Research
Print page Print page
Switch language
The Capital Region of Denmark - a part of Copenhagen University Hospital
Published

Reduced colon cancer incidence and mortality in postmenopausal women treated with an oral bisphosphonate-Danish National Register Based Cohort Study

Research output: Contribution to journalJournal articleResearchpeer-review

  1. Osteogenesis imperfecta and the teeth, eyes, and ears-a study of non-skeletal phenotypes in adults

    Research output: Contribution to journalJournal articleResearchpeer-review

  2. Lower risk of hip fractures among Swedish women with large hips?

    Research output: Contribution to journalJournal articleResearchpeer-review

  3. Predicting mortality and incident immobility in older Belgian men by characteristics related to sarcopenia and frailty

    Research output: Contribution to journalJournal articleResearchpeer-review

  4. Comparison of two automated assays of BTM (CTX and P1NP) and reference intervals in a Danish population

    Research output: Contribution to journalJournal articleResearchpeer-review

  1. Duration of hyperthyroidism and lack of sufficient treatment are associated with increased cardiovascular risk

    Research output: Contribution to journalJournal articleResearchpeer-review

  2. Over- and Under-Treatment of Hypothyroidism Is Associated with Excess Mortality: A Register-Based Cohort Study

    Research output: Contribution to journalJournal articleResearchpeer-review

  3. Knogletæthedsmåling og biomarkører til monitorering af osteoporosebehandling

    Research output: Contribution to journalJournal articleResearchpeer-review

View graph of relations
In this Danish national register-based cohort study, we examined the effects of alendronate on the development of colon cancers and survival.
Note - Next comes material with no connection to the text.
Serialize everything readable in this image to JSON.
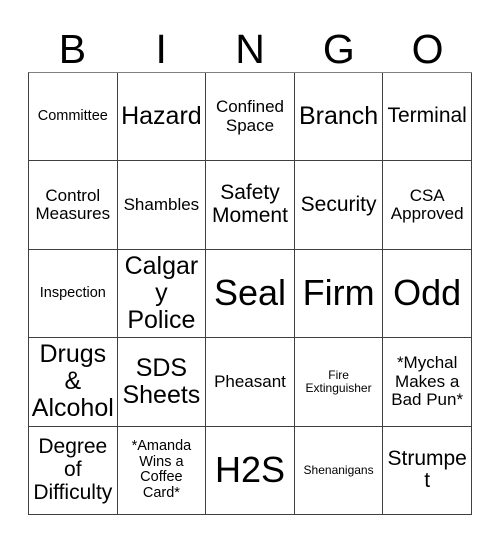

The incidence of colon cancer and mortality rate, once colon cancer had been diagnosed, were lower in patients treated with alendronate, posing the question whether alendronate acts as chemopreventive. INTRODUCTION: When bisphosphonates are given by mouth, around 99% remains non-absorbed in the intestine. Based on their biochemical actions, we predicted that oral bisphosphonates might prevent colon cancers. METHODS: This is a Danish national register-based cohort study. We identified 30,606 women aged 50+, mean age 71.9 years, who had not previously taken treatments for osteoporosis, who began to take alendronate in 1996-2005, and assigned 124,424 individually age- and gender-matched control subjects. The main outcome measure was colorectal cancers incidence and post-diagnosis survival in patients taking oral alendronate for osteoporosis. RESULTS: Cox proportional hazards analysis of death due to colon cancer showed lower risk in alendronate users, crude hazard ratio (HR) 0.69 (95% CI 0.59-0.81) with an adjusted HR of 0.62 (95% CI 0.52-0.72). The reduction in risk comprised both a lower incidence of colon cancer-adjusted HR 0.69 (95% CI 0.60-0.79) and a lower mortality once colon cancer had been diagnosed, adjusted HR 0.82 (95% CI 0.70-0.97). Weekly alendronate was associated with a greater risk reduction than daily alendronate. The main findings were unaffected by excluding patients from the analysis who had pulmonary disease, a major co-morbid condition in users of alendronate and an important cause of death. CONCLUSIONS: The risk of overall deaths from cancer and in particular death caused by colon cancer was significantly and substantially decreased (40%) in patients treated with alendronate, with survival curves deviating progressively after 2 years. Also, the incidence of colon cancer was lower in those patients.
Original languageEnglish
JournalOsteoporosis International
Volume23
Issue number11
Pages (from-to)2693-2701
ISSN0937-941X
DOIs
Publication statusPublished - 2012

ID: 34774591